Dataset rows for apps and sites:

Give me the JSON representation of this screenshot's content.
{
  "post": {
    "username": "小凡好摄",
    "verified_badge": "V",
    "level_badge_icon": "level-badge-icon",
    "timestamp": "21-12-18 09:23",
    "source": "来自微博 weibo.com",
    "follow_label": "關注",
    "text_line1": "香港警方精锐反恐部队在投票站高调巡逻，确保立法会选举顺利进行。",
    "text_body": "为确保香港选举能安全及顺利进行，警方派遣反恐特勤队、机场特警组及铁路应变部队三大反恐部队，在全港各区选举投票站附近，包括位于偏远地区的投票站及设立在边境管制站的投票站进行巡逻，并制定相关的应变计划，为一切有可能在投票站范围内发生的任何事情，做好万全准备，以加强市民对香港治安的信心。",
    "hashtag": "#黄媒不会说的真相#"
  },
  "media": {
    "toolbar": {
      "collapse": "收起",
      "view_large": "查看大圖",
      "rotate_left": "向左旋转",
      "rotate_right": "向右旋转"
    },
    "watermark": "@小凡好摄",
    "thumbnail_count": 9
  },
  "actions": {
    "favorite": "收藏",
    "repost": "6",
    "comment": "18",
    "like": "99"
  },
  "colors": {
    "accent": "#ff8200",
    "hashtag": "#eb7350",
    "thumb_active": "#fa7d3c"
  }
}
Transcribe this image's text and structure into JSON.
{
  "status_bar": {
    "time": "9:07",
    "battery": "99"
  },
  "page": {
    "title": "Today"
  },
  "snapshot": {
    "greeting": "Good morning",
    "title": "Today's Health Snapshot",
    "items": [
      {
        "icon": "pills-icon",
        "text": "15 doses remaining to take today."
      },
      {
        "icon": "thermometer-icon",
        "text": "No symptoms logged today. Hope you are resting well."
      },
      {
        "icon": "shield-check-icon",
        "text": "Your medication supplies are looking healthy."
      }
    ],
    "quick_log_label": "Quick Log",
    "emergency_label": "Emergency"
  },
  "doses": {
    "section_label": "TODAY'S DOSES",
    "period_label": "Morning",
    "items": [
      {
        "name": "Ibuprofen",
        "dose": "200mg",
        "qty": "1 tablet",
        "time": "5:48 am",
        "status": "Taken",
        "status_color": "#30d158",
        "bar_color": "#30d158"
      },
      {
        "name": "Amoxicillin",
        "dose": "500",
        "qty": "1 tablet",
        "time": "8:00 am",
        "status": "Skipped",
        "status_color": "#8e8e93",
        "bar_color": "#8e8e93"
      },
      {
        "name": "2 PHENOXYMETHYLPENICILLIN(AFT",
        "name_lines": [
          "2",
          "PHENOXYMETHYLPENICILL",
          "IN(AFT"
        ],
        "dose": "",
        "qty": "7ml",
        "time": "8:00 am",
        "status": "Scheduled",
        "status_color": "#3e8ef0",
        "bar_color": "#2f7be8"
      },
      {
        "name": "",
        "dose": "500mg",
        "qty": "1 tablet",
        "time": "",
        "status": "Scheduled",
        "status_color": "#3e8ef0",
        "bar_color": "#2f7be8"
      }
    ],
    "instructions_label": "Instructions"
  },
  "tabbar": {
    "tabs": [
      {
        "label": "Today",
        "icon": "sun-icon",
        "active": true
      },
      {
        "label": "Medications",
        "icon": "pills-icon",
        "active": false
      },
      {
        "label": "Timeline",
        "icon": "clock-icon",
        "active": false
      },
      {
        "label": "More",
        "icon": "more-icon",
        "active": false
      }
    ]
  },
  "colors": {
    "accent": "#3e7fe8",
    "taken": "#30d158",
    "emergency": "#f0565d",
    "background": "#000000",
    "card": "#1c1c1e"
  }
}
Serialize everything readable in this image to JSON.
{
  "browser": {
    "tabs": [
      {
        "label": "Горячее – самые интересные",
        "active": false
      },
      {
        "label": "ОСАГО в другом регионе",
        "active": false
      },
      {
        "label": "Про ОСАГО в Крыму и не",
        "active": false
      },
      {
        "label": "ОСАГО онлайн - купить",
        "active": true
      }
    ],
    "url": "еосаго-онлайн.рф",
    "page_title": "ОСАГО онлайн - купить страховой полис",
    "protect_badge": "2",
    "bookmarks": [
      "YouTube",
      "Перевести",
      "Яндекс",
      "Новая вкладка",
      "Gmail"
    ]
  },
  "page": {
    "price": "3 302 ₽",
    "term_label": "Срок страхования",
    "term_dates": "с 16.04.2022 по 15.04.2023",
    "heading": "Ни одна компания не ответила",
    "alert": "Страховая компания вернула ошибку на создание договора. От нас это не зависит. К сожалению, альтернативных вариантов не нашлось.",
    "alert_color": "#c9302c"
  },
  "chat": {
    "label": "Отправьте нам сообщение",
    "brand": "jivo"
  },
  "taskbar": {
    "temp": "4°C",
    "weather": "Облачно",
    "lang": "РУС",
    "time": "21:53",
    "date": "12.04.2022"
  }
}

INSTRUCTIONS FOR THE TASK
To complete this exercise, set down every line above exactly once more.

SOLUTION TO THIS TASK
Give me the JSON representation of this screenshot's content.
{
  "post": {
    "username": "小凡好摄",
    "verified_badge": "V",
    "level_badge_icon": "level-badge-icon",
    "timestamp": "21-12-18 09:23",
    "source": "来自微博 weibo.com",
    "follow_label": "關注",
    "text_line1": "香港警方精锐反恐部队在投票站高调巡逻，确保立法会选举顺利进行。",
    "text_body": "为确保香港选举能安全及顺利进行，警方派遣反恐特勤队、机场特警组及铁路应变部队三大反恐部队，在全港各区选举投票站附近，包括位于偏远地区的投票站及设立在边境管制站的投票站进行巡逻，并制定相关的应变计划，为一切有可能在投票站范围内发生的任何事情，做好万全准备，以加强市民对香港治安的信心。",
    "hashtag": "#黄媒不会说的真相#"
  },
  "media": {
    "toolbar": {
      "collapse": "收起",
      "view_large": "查看大圖",
      "rotate_left": "向左旋转",
      "rotate_right": "向右旋转"
    },
    "watermark": "@小凡好摄",
    "thumbnail_count": 9
  },
  "actions": {
    "favorite": "收藏",
    "repost": "6",
    "comment": "18",
    "like": "99"
  },
  "colors": {
    "accent": "#ff8200",
    "hashtag": "#eb7350",
    "thumb_active": "#fa7d3c"
  }
}
Transcribe this image's text and structure into JSON.
{
  "status_bar": {
    "time": "9:07",
    "battery": "99"
  },
  "page": {
    "title": "Today"
  },
  "snapshot": {
    "greeting": "Good morning",
    "title": "Today's Health Snapshot",
    "items": [
      {
        "icon": "pills-icon",
        "text": "15 doses remaining to take today."
      },
      {
        "icon": "thermometer-icon",
        "text": "No symptoms logged today. Hope you are resting well."
      },
      {
        "icon": "shield-check-icon",
        "text": "Your medication supplies are looking healthy."
      }
    ],
    "quick_log_label": "Quick Log",
    "emergency_label": "Emergency"
  },
  "doses": {
    "section_label": "TODAY'S DOSES",
    "period_label": "Morning",
    "items": [
      {
        "name": "Ibuprofen",
        "dose": "200mg",
        "qty": "1 tablet",
        "time": "5:48 am",
        "status": "Taken",
        "status_color": "#30d158",
        "bar_color": "#30d158"
      },
      {
        "name": "Amoxicillin",
        "dose": "500",
        "qty": "1 tablet",
        "time": "8:00 am",
        "status": "Skipped",
        "status_color": "#8e8e93",
        "bar_color": "#8e8e93"
      },
      {
        "name": "2 PHENOXYMETHYLPENICILLIN(AFT",
        "name_lines": [
          "2",
          "PHENOXYMETHYLPENICILL",
          "IN(AFT"
        ],
        "dose": "",
        "qty": "7ml",
        "time": "8:00 am",
        "status": "Scheduled",
        "status_color": "#3e8ef0",
        "bar_color": "#2f7be8"
      },
      {
        "name": "",
        "dose": "500mg",
        "qty": "1 tablet",
        "time": "",
        "status": "Scheduled",
        "status_color": "#3e8ef0",
        "bar_color": "#2f7be8"
      }
    ],
    "instructions_label": "Instructions"
  },
  "tabbar": {
    "tabs": [
      {
        "label": "Today",
        "icon": "sun-icon",
        "active": true
      },
      {
        "label": "Medications",
        "icon": "pills-icon",
        "active": false
      },
      {
        "label": "Timeline",
        "icon": "clock-icon",
        "active": false
      },
      {
        "label": "More",
        "icon": "more-icon",
        "active": false
      }
    ]
  },
  "colors": {
    "accent": "#3e7fe8",
    "taken": "#30d158",
    "emergency": "#f0565d",
    "background": "#000000",
    "card": "#1c1c1e"
  }
}
Serialize everything readable in this image to JSON.
{
  "browser": {
    "tabs": [
      {
        "label": "Горячее – самые интересные",
        "active": false
      },
      {
        "label": "ОСАГО в другом регионе",
        "active": false
      },
      {
        "label": "Про ОСАГО в Крыму и не",
        "active": false
      },
      {
        "label": "ОСАГО онлайн - купить",
        "active": true
      }
    ],
    "url": "еосаго-онлайн.рф",
    "page_title": "ОСАГО онлайн - купить страховой полис",
    "protect_badge": "2",
    "bookmarks": [
      "YouTube",
      "Перевести",
      "Яндекс",
      "Новая вкладка",
      "Gmail"
    ]
  },
  "page": {
    "price": "3 302 ₽",
    "term_label": "Срок страхования",
    "term_dates": "с 16.04.2022 по 15.04.2023",
    "heading": "Ни одна компания не ответила",
    "alert": "Страховая компания вернула ошибку на создание договора. От нас это не зависит. К сожалению, альтернативных вариантов не нашлось.",
    "alert_color": "#c9302c"
  },
  "chat": {
    "label": "Отправьте нам сообщение",
    "brand": "jivo"
  },
  "taskbar": {
    "temp": "4°C",
    "weather": "Облачно",
    "lang": "РУС",
    "time": "21:53",
    "date": "12.04.2022"
  }
}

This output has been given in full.